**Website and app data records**
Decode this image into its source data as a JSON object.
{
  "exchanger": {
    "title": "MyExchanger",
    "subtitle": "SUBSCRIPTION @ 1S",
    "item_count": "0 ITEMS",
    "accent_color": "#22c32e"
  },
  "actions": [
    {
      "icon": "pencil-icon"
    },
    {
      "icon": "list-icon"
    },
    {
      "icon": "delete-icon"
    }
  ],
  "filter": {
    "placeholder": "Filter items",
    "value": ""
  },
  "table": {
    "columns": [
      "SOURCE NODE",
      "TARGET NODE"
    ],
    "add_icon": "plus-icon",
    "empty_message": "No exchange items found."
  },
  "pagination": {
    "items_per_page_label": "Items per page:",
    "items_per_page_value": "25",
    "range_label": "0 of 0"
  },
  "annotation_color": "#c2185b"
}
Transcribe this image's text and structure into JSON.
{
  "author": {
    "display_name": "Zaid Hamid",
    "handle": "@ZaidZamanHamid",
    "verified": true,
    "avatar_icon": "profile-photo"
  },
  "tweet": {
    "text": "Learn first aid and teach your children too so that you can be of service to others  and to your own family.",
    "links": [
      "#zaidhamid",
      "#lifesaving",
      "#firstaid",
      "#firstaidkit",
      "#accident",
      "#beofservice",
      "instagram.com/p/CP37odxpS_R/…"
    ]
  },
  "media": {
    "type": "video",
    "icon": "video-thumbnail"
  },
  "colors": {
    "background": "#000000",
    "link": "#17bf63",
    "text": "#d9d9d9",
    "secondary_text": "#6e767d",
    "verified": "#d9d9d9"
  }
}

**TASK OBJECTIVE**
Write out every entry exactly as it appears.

**EXPECTED OUTPUT**
Decode this image into its source data as a JSON object.
{
  "exchanger": {
    "title": "MyExchanger",
    "subtitle": "SUBSCRIPTION @ 1S",
    "item_count": "0 ITEMS",
    "accent_color": "#22c32e"
  },
  "actions": [
    {
      "icon": "pencil-icon"
    },
    {
      "icon": "list-icon"
    },
    {
      "icon": "delete-icon"
    }
  ],
  "filter": {
    "placeholder": "Filter items",
    "value": ""
  },
  "table": {
    "columns": [
      "SOURCE NODE",
      "TARGET NODE"
    ],
    "add_icon": "plus-icon",
    "empty_message": "No exchange items found."
  },
  "pagination": {
    "items_per_page_label": "Items per page:",
    "items_per_page_value": "25",
    "range_label": "0 of 0"
  },
  "annotation_color": "#c2185b"
}
Transcribe this image's text and structure into JSON.
{
  "author": {
    "display_name": "Zaid Hamid",
    "handle": "@ZaidZamanHamid",
    "verified": true,
    "avatar_icon": "profile-photo"
  },
  "tweet": {
    "text": "Learn first aid and teach your children too so that you can be of service to others  and to your own family.",
    "links": [
      "#zaidhamid",
      "#lifesaving",
      "#firstaid",
      "#firstaidkit",
      "#accident",
      "#beofservice",
      "instagram.com/p/CP37odxpS_R/…"
    ]
  },
  "media": {
    "type": "video",
    "icon": "video-thumbnail"
  },
  "colors": {
    "background": "#000000",
    "link": "#17bf63",
    "text": "#d9d9d9",
    "secondary_text": "#6e767d",
    "verified": "#d9d9d9"
  }
}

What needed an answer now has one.